A form of multiple sclerosis characterized by a progressive deterioration in neurologic function which is in contrast to the more typical relapsing remitting form. If the clinical course is free of distinct remissions, it is referred to as primary progressive multiple sclerosis. When the progressive decline is punctuated by acute exacerbations, it is referred to as progressive relapsing multiple sclerosis. The term secondary progressive multiple sclerosis is used when relapsing remitting multiple sclerosis evolves into the chronic progressive form. (From Ann Neurol 1994;36 Suppl:S73-S79; Adams et al., Principles of Neurology, 6th ed, pp903-914)
A non-glycosylated form of interferon beta-1 that has a serine at position 17. It is used in the treatment of both RELAPSING-REMITTING MULTIPLE SCLEROSIS and CHRONIC PROGRESSIVE MULTIPLE SCLEROSIS.
An autoimmune disorder mainly affecting young adults and characterized by destruction of myelin in the central nervous system. Pathologic findings include multiple sharply demarcated areas of demyelination throughout the white matter of the central nervous system. Clinical manifestations include visual loss, extra-ocular movement disorders, paresthesias, loss of sensation, weakness, dysarthria, spasticity, ataxia, and bladder dysfunction. The usual pattern is one of recurrent attacks followed by partial recovery (see MULTIPLE SCLEROSIS, RELAPSING-REMITTING), but acute fulminating and chronic progressive forms (see MULTIPLE SCLEROSIS, CHRONIC PROGRESSIVE) also occur. (Adams et al., Principles of Neurology, 6th ed, p903)

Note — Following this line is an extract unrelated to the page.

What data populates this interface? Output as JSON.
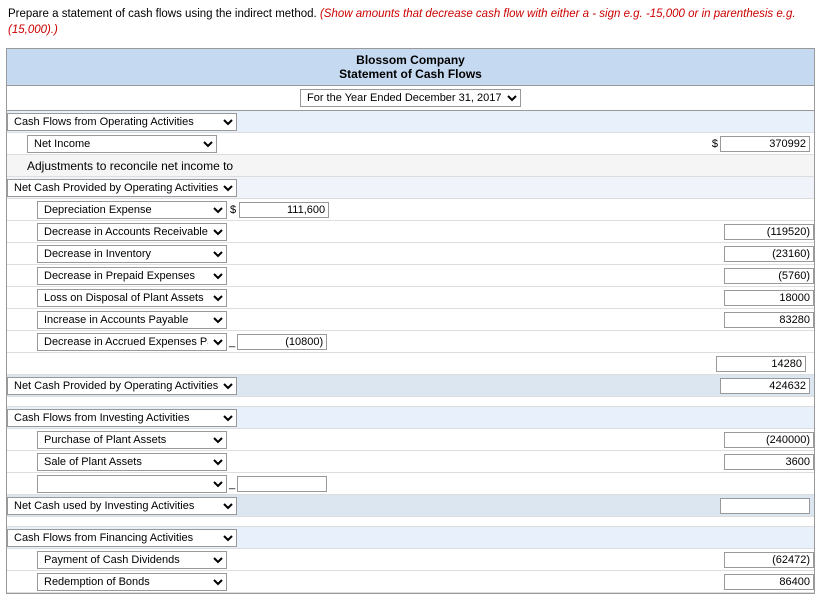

Cerebellar degeneration associated with a remote neoplasm. Clinical manifestations include progressive limb and GAIT ATAXIA; DYSARTHRIA; and NYSTAGMUS, PATHOLOGIC. The histologic type of the associated neoplasm is usually carcinoma or lymphoma. Pathologically the cerebellar cortex and subcortical nuclei demonstrate diffuse degenerative changes. Anti-Purkinje cell antibodies (anti-Yo) are found in the serum of approximately 50% of affected individuals. (Adams et al., Principles of Neurology, 6th ed, p686)
A rare central nervous system demyelinating condition affecting children and young adults. Pathologic findings include a large, sharply defined, asymmetric focus of myelin destruction that may involve an entire lobe or cerebral hemisphere. The clinical course tends to be progressive and includes dementia, cortical blindness, cortical deafness, spastic hemiplegia, and pseudobulbar palsy. Concentric sclerosis of Balo is differentiated from diffuse cerebral sclerosis of Schilder by the pathologic finding of alternating bands of destruction and preservation of myelin in concentric rings. Alpers' Syndrome refers to a heterogeneous group of diseases that feature progressive cerebral deterioration and liver disease. (From Adams et al., Principles of Neurology, 6th ed, p914; Dev Neurosci 1991;13(4-5):267-73)
Multiple Sclerosis MS
Multiple sclerosis (MS) is the most common disabling neurological condition affecting 100,000 young adults in the UK. The condition results from autoimmune damage to myelin, causing interference in nerve signaling. Symptoms experienced depend on the pa...